┌────────

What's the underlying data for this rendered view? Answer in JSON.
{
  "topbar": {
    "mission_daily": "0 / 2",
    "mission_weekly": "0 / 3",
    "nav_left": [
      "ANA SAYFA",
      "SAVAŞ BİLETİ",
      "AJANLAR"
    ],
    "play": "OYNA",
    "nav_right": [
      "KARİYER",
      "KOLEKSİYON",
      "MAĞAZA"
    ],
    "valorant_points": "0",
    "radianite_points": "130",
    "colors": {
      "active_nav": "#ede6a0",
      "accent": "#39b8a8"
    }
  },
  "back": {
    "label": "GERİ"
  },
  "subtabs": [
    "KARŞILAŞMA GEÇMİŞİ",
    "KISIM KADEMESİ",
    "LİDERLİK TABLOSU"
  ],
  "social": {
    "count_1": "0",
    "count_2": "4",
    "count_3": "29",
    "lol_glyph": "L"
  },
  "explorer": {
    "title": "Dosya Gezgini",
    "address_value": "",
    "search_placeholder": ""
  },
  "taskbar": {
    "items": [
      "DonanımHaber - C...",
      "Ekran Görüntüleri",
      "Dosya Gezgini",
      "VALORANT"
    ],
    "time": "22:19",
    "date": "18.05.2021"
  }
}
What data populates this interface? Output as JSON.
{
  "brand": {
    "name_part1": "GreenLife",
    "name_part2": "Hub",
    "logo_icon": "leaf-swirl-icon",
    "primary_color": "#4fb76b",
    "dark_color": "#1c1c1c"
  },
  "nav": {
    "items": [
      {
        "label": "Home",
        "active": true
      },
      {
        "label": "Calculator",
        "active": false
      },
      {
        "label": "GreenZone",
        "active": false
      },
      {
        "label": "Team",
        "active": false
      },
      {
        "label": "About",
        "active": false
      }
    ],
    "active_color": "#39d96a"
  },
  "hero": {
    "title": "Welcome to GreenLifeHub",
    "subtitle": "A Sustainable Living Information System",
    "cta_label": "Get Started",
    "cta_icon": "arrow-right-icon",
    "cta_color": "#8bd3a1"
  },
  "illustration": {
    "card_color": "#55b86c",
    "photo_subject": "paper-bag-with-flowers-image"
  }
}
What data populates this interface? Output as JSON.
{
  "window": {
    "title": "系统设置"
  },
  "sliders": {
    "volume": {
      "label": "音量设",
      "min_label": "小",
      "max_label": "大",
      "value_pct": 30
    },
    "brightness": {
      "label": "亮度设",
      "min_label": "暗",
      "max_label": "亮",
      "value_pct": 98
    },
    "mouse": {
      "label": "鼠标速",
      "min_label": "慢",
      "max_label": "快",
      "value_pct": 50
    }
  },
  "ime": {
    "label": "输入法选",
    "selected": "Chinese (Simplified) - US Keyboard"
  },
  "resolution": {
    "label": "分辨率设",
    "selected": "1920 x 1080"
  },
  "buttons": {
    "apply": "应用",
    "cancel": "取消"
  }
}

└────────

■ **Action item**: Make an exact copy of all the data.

■ **Solution below**:
What's the underlying data for this rendered view? Answer in JSON.
{
  "topbar": {
    "mission_daily": "0 / 2",
    "mission_weekly": "0 / 3",
    "nav_left": [
      "ANA SAYFA",
      "SAVAŞ BİLETİ",
      "AJANLAR"
    ],
    "play": "OYNA",
    "nav_right": [
      "KARİYER",
      "KOLEKSİYON",
      "MAĞAZA"
    ],
    "valorant_points": "0",
    "radianite_points": "130",
    "colors": {
      "active_nav": "#ede6a0",
      "accent": "#39b8a8"
    }
  },
  "back": {
    "label": "GERİ"
  },
  "subtabs": [
    "KARŞILAŞMA GEÇMİŞİ",
    "KISIM KADEMESİ",
    "LİDERLİK TABLOSU"
  ],
  "social": {
    "count_1": "0",
    "count_2": "4",
    "count_3": "29",
    "lol_glyph": "L"
  },
  "explorer": {
    "title": "Dosya Gezgini",
    "address_value": "",
    "search_placeholder": ""
  },
  "taskbar": {
    "items": [
      "DonanımHaber - C...",
      "Ekran Görüntüleri",
      "Dosya Gezgini",
      "VALORANT"
    ],
    "time": "22:19",
    "date": "18.05.2021"
  }
}
What data populates this interface? Output as JSON.
{
  "brand": {
    "name_part1": "GreenLife",
    "name_part2": "Hub",
    "logo_icon": "leaf-swirl-icon",
    "primary_color": "#4fb76b",
    "dark_color": "#1c1c1c"
  },
  "nav": {
    "items": [
      {
        "label": "Home",
        "active": true
      },
      {
        "label": "Calculator",
        "active": false
      },
      {
        "label": "GreenZone",
        "active": false
      },
      {
        "label": "Team",
        "active": false
      },
      {
        "label": "About",
        "active": false
      }
    ],
    "active_color": "#39d96a"
  },
  "hero": {
    "title": "Welcome to GreenLifeHub",
    "subtitle": "A Sustainable Living Information System",
    "cta_label": "Get Started",
    "cta_icon": "arrow-right-icon",
    "cta_color": "#8bd3a1"
  },
  "illustration": {
    "card_color": "#55b86c",
    "photo_subject": "paper-bag-with-flowers-image"
  }
}
What data populates this interface? Output as JSON.
{
  "window": {
    "title": "系统设置"
  },
  "sliders": {
    "volume": {
      "label": "音量设",
      "min_label": "小",
      "max_label": "大",
      "value_pct": 30
    },
    "brightness": {
      "label": "亮度设",
      "min_label": "暗",
      "max_label": "亮",
      "value_pct": 98
    },
    "mouse": {
      "label": "鼠标速",
      "min_label": "慢",
      "max_label": "快",
      "value_pct": 50
    }
  },
  "ime": {
    "label": "输入法选",
    "selected": "Chinese (Simplified) - US Keyboard"
  },
  "resolution": {
    "label": "分辨率设",
    "selected": "1920 x 1080"
  },
  "buttons": {
    "apply": "应用",
    "cancel": "取消"
  }
}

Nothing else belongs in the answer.